[Apologizing to practitioners of bestiality and recognizing that their zoophiliac unions have “some of the same positive benefits” as marriage?]
By Phil Lawler | Jul 01, 2016
Pope Francis says that the Church should apologize to homosexuals. But how should we go about it?
The Holy Father made it clear, in that remarkable statement, that he thought individual Christians, not the universal Church, had mistreated homosexuals. Certainly I should apologize to anyone that I have offended. But I can’t apologize on behalf of others, especially if I am not aware of how they have given offense. What it is, exactly, for which apologies are due?
Are we taking it for granted that on balance, Christians have done more harm than good for people with homosexual inclinations? Are we assuming that in any conflicts, the homosexual was the innocent victim? Can we ignore all the cases in which troubled young people went to a priest for help in dealing with their sexual impulses, and received wise and prudent advice that helped them both spiritually and emotionally?
And if we apologize, will that apology be accepted? Or will it be taken as the basis for further demands by the gay-rights movement? The “early returns” on the Pope’s statement strongly suggest the latter.
Gay Catholic Groups Want Pope Francis to Do More Than Apologize, reported the New York Timers. One activist remarked, reasonably enough, that “a statement of remorse is only as good as the change in behavior that follows.” But another spelled out what that “change in behavior” would require: to “reform teachings and practices that refer to gay people as “objectively disordered and “intrinsically evil.”
Now notice, first, the intellectual dishonesty behind this statement. The Church refers to homosexual inclinations– not individual people—as “disordered.” And no one is “intrinsically evil;” only actions merit that condemnation. But beyond that, the suggestion implies—no, it demands—a change in the teachings of the Church. The gay lobby will not be satisfied by a condemnation of any past abuses against homosexuals; their goal is to force a renunciation of Catholic doctrine. For more evidence of that intention, see here and here.
Secular activists are not acting alone in their drive to change Catholic teaching. Father James Martin, the popular Jesuit columnist, has launched a virtual crusade to treat the Pope’s statement as a new baseline, and work forward to greater Catholic acceptance of homosexuality. Bishop Robert McElroy of San Diego has suggested changing the “very destructive” language of the Catechism. Writing for Crux, Father Edward Beck chimes in with a plea for “updating of the Catholic Catechism” and a commitment to support for legal recognition of civil unions.
Among the most strident calls for change in Church teaching was a column by Robert Mickens for the National Catholic Reporter, in which he lashed out at priests who may have latent homosexual tendencies:
There is another category of “gay priests.” They are men who are homosexually oriented but refuse to admit this even to themselves. In this way, they unwittingly inflict their own unacknowledged suffering and pathology on others by mercilessly preaching a rigid morality and insisting on a strict adherence to the letter of every ecclesiastical law.
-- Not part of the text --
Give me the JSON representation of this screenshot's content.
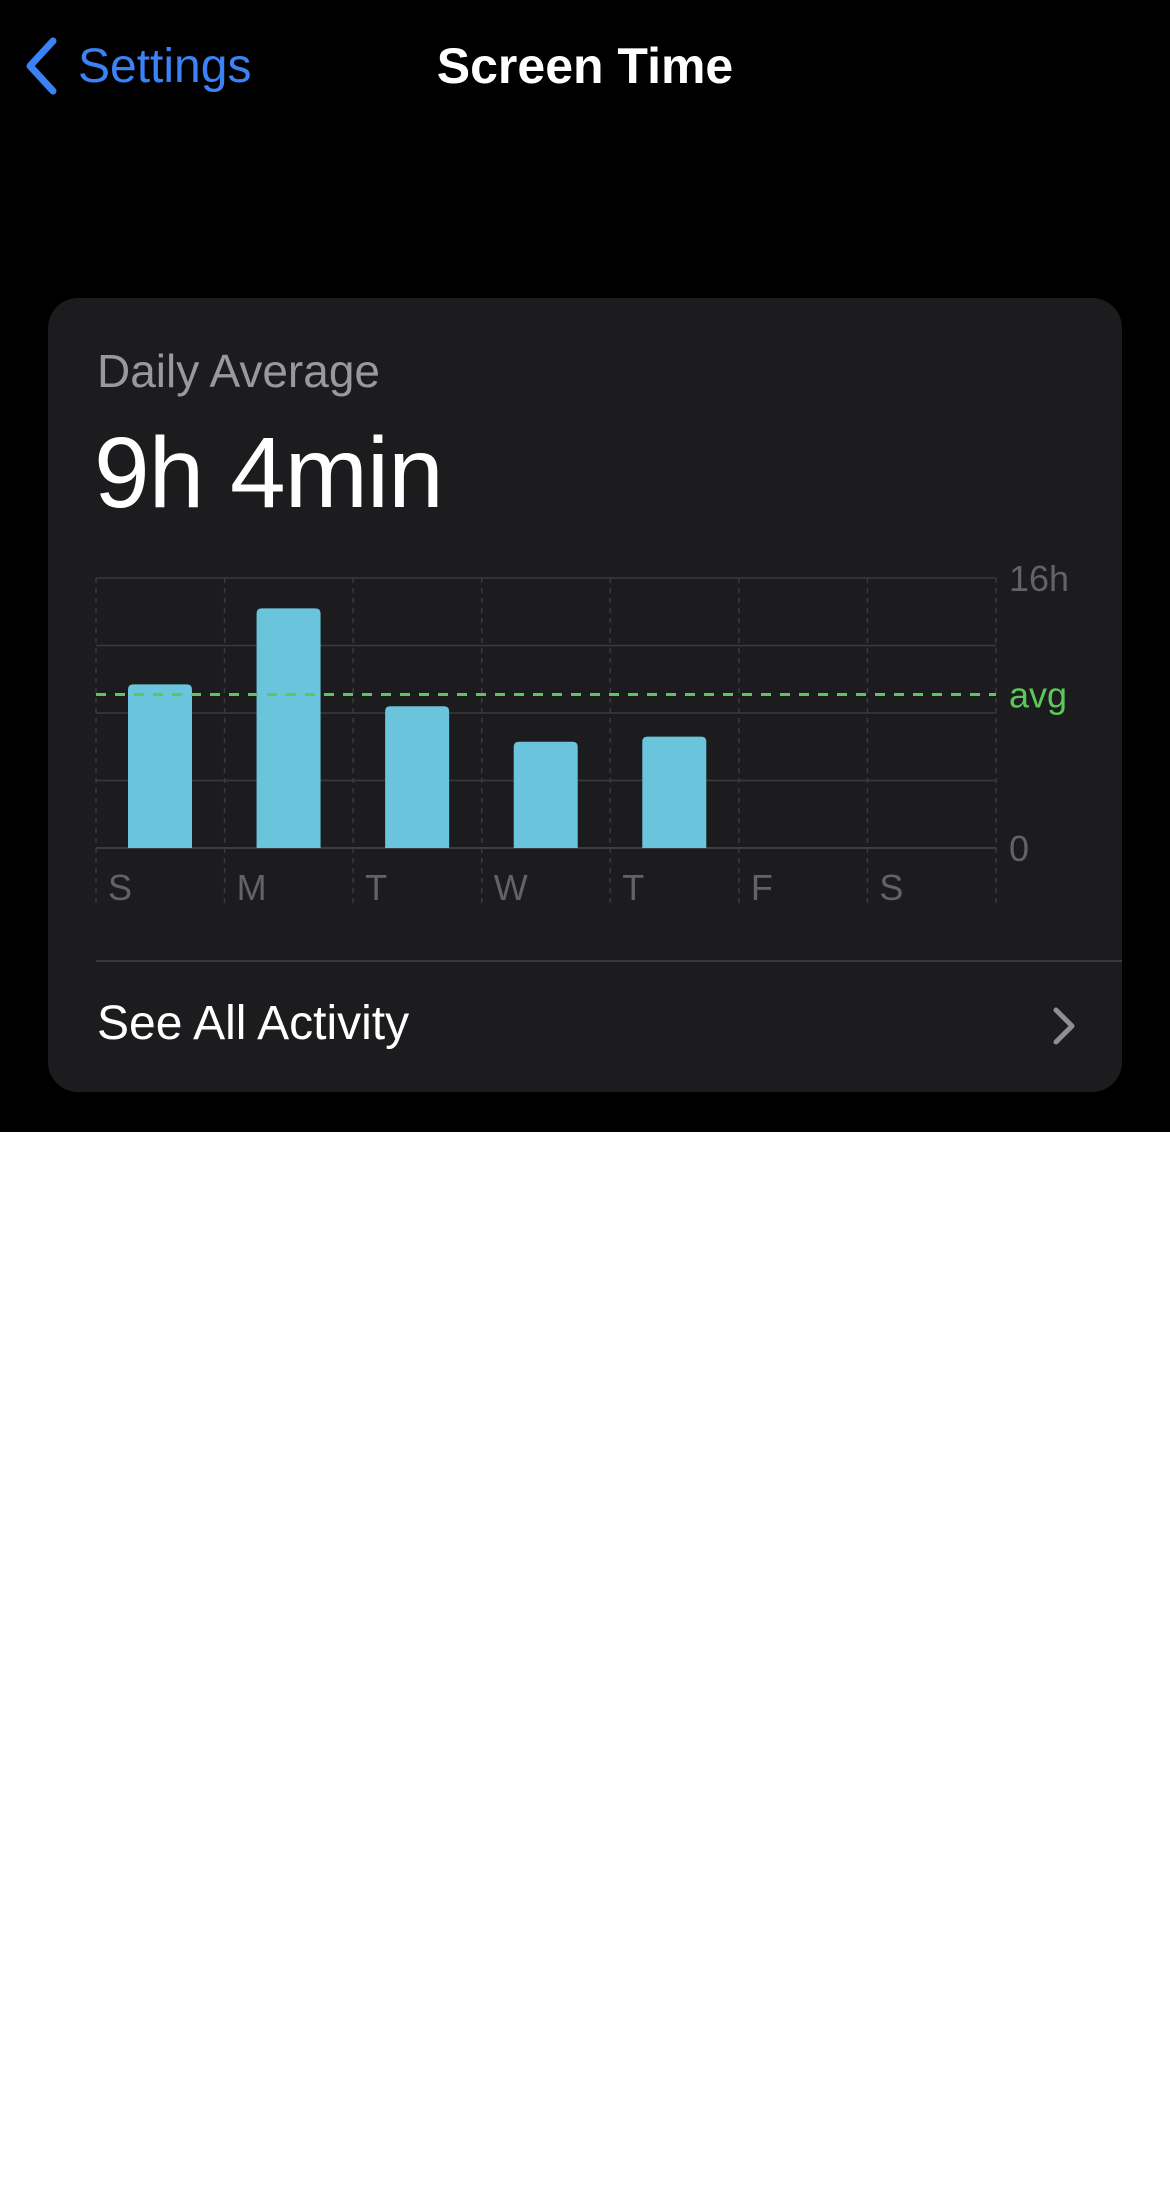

Here again we encounter some intellectual dishonesty. The injunction against sexual activity outside marriage is not merely an “ecclesiastical” law, invented by some repressed prelates; it is the law of God. But leave that aside, and leave aside the emotion-laden qualifiers like “mercilessly” and “rigid.” What message would Mickens ask Cathoilc priests to convey, in their preaching and their counseling? Certainly not the message of the Catechism; not the message of the Catholic tradition.
“God help us!” tweeted the South African Cardinal Wilfrid Napier, reflecting on the implications of an apology for Church teaching. “Next we’ll have to apologize for teaching that adultery is a sin!” Was he exaggerating? If we are to apologize for the Church’s teachings on the immorality of homosexual acts, what standing do we have to uphold the Catholic stance against heterosexual immorality—or any other sort of immorality, for that matter?
And what advice should a good priest give, if a young man or woman comes to him for help, recognizing homosexual impulses? Joseph Sciambra, who writes passionately about his own escape from the homosexual lifestyle, recalls that as he plummeted toward despair, he consulted a Catholic priest, who told him that he should stop worrying and accept himself as an active homosexual! That advice, Sciambra remarks, led him further down a dark road toward physical and spiritual death. And for that, he suggests, the Catholic Church really should apologize.